→ Instructions for the task: Search the listing below for "title". Copy each matching line.

(Beginning of Source material)

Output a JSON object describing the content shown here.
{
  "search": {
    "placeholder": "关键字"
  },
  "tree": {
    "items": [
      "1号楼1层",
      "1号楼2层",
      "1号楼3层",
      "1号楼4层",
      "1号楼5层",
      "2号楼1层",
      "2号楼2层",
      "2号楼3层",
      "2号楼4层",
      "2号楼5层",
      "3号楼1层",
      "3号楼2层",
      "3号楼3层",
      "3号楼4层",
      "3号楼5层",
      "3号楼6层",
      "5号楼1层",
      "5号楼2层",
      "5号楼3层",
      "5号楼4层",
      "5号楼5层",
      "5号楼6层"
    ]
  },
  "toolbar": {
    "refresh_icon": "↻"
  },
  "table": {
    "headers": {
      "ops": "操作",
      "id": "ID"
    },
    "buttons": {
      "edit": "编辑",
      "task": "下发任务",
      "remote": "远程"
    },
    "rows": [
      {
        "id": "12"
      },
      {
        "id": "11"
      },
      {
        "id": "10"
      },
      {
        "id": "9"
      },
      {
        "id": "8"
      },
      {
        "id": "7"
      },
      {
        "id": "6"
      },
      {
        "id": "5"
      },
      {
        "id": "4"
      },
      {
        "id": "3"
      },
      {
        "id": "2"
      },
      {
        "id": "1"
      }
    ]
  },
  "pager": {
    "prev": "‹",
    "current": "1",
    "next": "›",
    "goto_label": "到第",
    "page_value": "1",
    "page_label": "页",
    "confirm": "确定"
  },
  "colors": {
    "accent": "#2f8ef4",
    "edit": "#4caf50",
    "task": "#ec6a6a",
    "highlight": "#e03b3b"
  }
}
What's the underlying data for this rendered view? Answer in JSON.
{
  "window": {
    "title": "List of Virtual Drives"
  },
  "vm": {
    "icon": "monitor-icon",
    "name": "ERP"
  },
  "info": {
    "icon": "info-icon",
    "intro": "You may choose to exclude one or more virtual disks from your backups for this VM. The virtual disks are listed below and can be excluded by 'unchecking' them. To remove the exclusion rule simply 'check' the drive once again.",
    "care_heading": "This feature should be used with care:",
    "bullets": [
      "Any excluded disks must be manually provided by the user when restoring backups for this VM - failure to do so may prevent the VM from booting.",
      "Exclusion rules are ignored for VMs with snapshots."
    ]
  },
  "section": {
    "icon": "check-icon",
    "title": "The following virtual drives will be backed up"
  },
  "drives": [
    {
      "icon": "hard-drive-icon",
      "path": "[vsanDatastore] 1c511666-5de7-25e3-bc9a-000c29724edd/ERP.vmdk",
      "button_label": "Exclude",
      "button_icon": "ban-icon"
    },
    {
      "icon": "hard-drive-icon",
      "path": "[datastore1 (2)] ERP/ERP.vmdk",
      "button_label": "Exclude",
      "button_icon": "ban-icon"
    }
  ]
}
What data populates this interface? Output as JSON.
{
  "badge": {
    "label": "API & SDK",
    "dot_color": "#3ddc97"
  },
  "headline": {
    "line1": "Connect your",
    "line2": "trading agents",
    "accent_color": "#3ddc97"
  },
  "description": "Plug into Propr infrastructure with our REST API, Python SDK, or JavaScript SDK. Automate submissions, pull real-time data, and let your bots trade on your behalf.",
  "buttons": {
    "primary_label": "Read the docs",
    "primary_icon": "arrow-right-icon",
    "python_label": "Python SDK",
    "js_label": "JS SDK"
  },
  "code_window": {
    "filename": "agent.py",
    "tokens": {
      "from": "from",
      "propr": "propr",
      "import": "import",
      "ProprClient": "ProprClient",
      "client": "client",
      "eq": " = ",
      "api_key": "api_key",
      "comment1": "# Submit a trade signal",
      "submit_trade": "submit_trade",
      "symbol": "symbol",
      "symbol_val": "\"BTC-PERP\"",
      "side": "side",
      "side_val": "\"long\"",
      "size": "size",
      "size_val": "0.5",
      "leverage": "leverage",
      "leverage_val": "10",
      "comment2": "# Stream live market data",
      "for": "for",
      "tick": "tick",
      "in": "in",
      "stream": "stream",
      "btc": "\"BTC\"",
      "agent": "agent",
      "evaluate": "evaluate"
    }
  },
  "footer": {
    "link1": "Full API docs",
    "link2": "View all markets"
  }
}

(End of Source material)

→ Solution to this task:
    "title": "List of Virtual Drives"
    "title": "The following virtual drives will be backed up"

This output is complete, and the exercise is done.